====== Data for this exercise

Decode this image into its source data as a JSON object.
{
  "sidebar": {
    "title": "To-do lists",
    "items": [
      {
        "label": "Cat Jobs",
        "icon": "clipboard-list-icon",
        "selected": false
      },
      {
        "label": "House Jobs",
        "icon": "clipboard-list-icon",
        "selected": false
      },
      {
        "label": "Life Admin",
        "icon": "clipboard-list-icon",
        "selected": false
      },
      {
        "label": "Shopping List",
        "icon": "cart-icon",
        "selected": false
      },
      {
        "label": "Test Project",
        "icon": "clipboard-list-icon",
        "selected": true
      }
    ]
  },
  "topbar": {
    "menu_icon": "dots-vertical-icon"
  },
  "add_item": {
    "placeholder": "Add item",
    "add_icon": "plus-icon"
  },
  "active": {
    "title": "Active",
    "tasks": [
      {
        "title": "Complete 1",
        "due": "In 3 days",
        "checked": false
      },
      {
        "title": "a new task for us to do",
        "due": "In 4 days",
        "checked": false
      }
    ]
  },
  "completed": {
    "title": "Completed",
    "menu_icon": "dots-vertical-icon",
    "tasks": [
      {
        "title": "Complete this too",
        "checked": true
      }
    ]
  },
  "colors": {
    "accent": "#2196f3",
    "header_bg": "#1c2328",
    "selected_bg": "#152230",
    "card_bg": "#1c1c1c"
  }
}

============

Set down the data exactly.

Decode this image into its source data as a JSON object.
{
  "sidebar": {
    "title": "To-do lists",
    "items": [
      {
        "label": "Cat Jobs",
        "icon": "clipboard-list-icon",
        "selected": false
      },
      {
        "label": "House Jobs",
        "icon": "clipboard-list-icon",
        "selected": false
      },
      {
        "label": "Life Admin",
        "icon": "clipboard-list-icon",
        "selected": false
      },
      {
        "label": "Shopping List",
        "icon": "cart-icon",
        "selected": false
      },
      {
        "label": "Test Project",
        "icon": "clipboard-list-icon",
        "selected": true
      }
    ]
  },
  "topbar": {
    "menu_icon": "dots-vertical-icon"
  },
  "add_item": {
    "placeholder": "Add item",
    "add_icon": "plus-icon"
  },
  "active": {
    "title": "Active",
    "tasks": [
      {
        "title": "Complete 1",
        "due": "In 3 days",
        "checked": false
      },
      {
        "title": "a new task for us to do",
        "due": "In 4 days",
        "checked": false
      }
    ]
  },
  "completed": {
    "title": "Completed",
    "menu_icon": "dots-vertical-icon",
    "tasks": [
      {
        "title": "Complete this too",
        "checked": true
      }
    ]
  },
  "colors": {
    "accent": "#2196f3",
    "header_bg": "#1c2328",
    "selected_bg": "#152230",
    "card_bg": "#1c1c1c"
  }
}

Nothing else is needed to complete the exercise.